During this preheating time, remove the sticky dough from the bowl with floured hands and placed on a heavily-floured surface.  Stretch the top into a smooth surface and tuck the edges underneath to form a round loaf.  Let it sit on the surface until the Dutch oven is fully heated.

Carefully remove both pieces of the Dutch oven from your oven and place on the stovetop.  Set the dough ball on the skillet side (the interior of the lid) of the Dutch oven, and carefully place the Dutch oven itself, upside-down, on top as a dome.  (Yes, you are cooking in the interior of an upside-down Dutch oven.)

Carefully replace the Dutch oven into your preheated oven.  I cannot stress the "carefully" bit enough.  For best results, wear silicone cooking gloves in which you are holding cloth potholders.  A heavy piece of 450° cast iron can cause serious injuries.

After 30 minutes, remove the dome, leaving the bread on the skillet surface.  Bake for another 10 minutes to brown and shake onto a cooling rack.

To turn it into rosemary bread with Parmesan and Romano, reduce the salt in the recipe to ½ tsp.  Take 1½ sprigs of fresh rosemary.  Rinse and pat dry.  Remove the leaves and snip the leaves into thirds with a pair of kitchen scissors, discarding the stems.  Add to the dry ingredients, along with unpacked, coarsely-grated Parmesan and Romano cheeses (about ⅓ cup total).  Add the warm water as you would in the basic recipe, and proceed as above.

And voila!  You've just made "the best bread in the world".  According to my dad.

[1] Yes, it's a little weird that I'm switching between imperial/metric and weight/volumetric units like this, but it's how I measure it.  Feel free to convert it.  405g of bread flour is about three cups.

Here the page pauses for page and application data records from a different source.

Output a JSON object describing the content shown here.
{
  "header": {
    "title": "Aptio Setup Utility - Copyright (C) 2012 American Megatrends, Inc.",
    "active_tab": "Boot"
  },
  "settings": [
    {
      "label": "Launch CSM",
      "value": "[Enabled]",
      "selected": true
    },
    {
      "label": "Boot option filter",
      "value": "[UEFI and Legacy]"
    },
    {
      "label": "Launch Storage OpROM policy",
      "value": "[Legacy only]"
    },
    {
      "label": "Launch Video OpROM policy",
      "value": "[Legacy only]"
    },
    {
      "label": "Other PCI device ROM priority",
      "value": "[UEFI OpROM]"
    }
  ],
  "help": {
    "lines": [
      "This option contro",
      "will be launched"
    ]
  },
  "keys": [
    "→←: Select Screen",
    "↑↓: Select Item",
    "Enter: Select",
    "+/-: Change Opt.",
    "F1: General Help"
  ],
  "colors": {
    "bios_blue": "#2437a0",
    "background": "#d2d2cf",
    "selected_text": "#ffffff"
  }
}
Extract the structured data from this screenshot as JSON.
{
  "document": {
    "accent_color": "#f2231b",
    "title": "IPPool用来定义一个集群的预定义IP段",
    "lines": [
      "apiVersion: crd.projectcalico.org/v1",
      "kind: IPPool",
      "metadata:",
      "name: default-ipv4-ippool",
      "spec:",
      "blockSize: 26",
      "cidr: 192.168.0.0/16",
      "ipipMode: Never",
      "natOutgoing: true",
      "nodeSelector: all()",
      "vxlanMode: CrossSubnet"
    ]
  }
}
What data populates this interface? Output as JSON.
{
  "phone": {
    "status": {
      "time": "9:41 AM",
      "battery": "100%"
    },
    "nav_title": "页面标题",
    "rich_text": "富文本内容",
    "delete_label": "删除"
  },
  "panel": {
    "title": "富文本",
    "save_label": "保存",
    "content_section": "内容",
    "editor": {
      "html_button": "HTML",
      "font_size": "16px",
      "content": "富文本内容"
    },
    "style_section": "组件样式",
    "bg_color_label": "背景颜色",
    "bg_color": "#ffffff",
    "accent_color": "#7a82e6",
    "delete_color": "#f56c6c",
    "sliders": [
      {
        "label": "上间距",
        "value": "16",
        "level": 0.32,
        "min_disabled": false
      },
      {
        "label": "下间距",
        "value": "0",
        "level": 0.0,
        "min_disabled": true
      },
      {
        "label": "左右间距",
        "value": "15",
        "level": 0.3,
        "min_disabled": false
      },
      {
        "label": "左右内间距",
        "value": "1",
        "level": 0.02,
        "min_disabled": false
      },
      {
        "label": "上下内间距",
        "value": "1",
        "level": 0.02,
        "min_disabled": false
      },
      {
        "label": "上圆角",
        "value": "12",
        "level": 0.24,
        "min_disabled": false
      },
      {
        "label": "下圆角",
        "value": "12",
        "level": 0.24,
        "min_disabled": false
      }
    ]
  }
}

[2] Using bread flour is important.  All-purpose flour does not have the necessary gluten percentage to form the delightful big air pockets.